What was this DevOps sin? I did not show a customer empathy. We were decommissioning a legacy service and somehow a customer did not get any of the notifications. The customer asked us to not decommission the service for a few days which the business agreed to. I was against the idea for a variety of reasons, many of which were related to streamlining things to help our DevOps transformation. However, our DevOps transformation is not our customers' concern; it's mine. Their concern is keeping their business running and I am supposed to enable that. I did not remember this until Sunday while I was vacuuming and reflecting on the week.
I have heard the word empathy quite often in the DevOps circle. It is probably being overused in some sense, but I believe that it is an important concept to understand and apply. The business will not believe in DevOps unless DevOps believes in the business. DevOps must empathize with the business in scenarios like the one I mentioned above. The business is unlikely to bend over backward for technology teams. The role of technology teams is to improve business, not drive it. While I agree, most companies are tech companies now whether they admit it or not. Often, tech folks need a buffer between the customers they serve and themselves. The role of the buffer is the business and it is a necessary one.
The question is, how do you build empathy as a skill? It takes time and you have to know when you should apply it and when it could be paralyzing. There is a fine line between empathy and saying no. You should never be afraid to do either. I approach empathy similar to how an actor cries on command. I think of times when I wish empathy were applied or when it was actually applied. My experiences drive my empathy.
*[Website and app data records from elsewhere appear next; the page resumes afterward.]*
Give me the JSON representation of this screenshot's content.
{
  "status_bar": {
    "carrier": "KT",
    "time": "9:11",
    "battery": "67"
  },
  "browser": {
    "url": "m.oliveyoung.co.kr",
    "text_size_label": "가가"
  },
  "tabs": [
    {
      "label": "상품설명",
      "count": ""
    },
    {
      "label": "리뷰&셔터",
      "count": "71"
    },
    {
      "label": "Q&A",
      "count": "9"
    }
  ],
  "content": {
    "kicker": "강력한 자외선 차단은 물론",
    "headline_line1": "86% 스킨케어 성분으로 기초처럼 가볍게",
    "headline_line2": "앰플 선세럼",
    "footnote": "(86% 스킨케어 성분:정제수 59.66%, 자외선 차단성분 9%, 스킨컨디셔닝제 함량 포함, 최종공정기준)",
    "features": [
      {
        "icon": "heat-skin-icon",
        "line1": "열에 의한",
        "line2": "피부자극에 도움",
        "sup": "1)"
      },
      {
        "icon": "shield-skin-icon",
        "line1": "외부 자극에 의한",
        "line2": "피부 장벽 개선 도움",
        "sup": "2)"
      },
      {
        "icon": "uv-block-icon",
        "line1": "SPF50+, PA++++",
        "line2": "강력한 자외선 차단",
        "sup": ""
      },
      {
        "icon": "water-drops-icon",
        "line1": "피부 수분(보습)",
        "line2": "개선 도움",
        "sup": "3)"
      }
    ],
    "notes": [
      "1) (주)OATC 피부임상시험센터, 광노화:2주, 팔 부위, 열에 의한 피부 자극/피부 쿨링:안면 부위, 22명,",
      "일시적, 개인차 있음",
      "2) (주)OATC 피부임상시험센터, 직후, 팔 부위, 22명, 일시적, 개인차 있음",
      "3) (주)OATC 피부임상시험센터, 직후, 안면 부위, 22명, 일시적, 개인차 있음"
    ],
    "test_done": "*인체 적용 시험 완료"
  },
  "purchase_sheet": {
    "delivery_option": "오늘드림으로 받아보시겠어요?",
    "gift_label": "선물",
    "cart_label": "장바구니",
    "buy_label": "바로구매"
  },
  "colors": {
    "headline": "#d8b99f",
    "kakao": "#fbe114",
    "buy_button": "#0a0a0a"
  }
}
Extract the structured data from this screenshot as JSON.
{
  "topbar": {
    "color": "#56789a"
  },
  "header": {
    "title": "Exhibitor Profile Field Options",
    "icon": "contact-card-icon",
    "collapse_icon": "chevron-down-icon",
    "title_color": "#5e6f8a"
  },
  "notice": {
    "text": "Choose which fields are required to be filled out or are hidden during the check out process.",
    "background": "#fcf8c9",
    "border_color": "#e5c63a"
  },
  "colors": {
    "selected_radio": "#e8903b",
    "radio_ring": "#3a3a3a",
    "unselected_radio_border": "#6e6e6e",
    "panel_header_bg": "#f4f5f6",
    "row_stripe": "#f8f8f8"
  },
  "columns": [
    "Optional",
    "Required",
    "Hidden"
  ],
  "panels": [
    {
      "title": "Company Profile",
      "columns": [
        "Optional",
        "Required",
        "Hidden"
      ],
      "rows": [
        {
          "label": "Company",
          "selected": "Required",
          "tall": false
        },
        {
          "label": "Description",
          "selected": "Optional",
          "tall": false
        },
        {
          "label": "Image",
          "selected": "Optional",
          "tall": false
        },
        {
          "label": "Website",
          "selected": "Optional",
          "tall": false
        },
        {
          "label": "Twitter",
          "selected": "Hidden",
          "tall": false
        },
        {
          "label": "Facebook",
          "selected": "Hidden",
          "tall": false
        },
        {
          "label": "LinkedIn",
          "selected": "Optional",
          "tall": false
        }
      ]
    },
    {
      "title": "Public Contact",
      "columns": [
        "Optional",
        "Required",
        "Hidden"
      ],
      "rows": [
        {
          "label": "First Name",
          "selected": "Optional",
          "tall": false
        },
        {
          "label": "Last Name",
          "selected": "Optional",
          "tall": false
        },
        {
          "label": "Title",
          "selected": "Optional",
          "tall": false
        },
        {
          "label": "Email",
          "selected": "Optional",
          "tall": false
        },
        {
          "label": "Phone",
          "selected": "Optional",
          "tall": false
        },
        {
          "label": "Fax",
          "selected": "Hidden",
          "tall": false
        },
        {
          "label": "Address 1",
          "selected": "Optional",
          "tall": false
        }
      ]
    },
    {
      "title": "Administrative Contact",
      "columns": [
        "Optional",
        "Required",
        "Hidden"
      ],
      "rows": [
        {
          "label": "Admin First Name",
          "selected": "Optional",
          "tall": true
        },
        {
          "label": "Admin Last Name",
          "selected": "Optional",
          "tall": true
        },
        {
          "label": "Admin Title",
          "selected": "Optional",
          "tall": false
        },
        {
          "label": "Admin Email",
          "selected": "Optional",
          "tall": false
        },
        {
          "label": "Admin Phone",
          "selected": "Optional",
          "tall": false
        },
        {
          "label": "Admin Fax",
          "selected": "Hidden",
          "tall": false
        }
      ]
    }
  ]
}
Think of all the things that have happened to you in life, from being made fun of on the playground to graduating from high school to the loss of a loved one; you have been through some stuff. Adversity and success make you who you are. It is also what can help you build your empathy skills.
I do not equate a business missing notifications about a service ending with the death of my best friend in 2000. The two are completely and totally different things. However, the empathy that was shown to me by a North Carolina State Trooper when I pulled over on my drive to my friend's funeral in western NC is something I can equate it to. I was simply being safe and he was simply doing his job. I was breaking down as I drove past the exit to his place in Chapel Hill so I pulled over. The State Trooper was concerned something was wrong and he pulled in behind me with lights flashing a few minutes later. When the situation was explained he apologized and showed empathy then went on about his routine patrols. I did what was right; he did what was right. In the end, it is still a great example of empathy applied in my life.
Empathy is something the world needs more of in general, and DevOps should do its part. I was only seeing things from my point of view when the customer wanted more time before a service was decommissioned. If I saw things from the customer's point of view, I would have thought of how I felt when Google shut down Reader. I was miffed and my way of consuming news had to change. This example seems trivial compared to a business having to change a process or the way they operate. Allowing a few more days before shutting a service off seems quite trivial in the grand scheme of things.
The next time you take a hard line on something, make sure you have thought from the opposing perspective before doing so. It will surely teach you how to apply empathy and will make you a better person (in the eyes of "the business," at least). Stay safe out there and happy DevOps-ing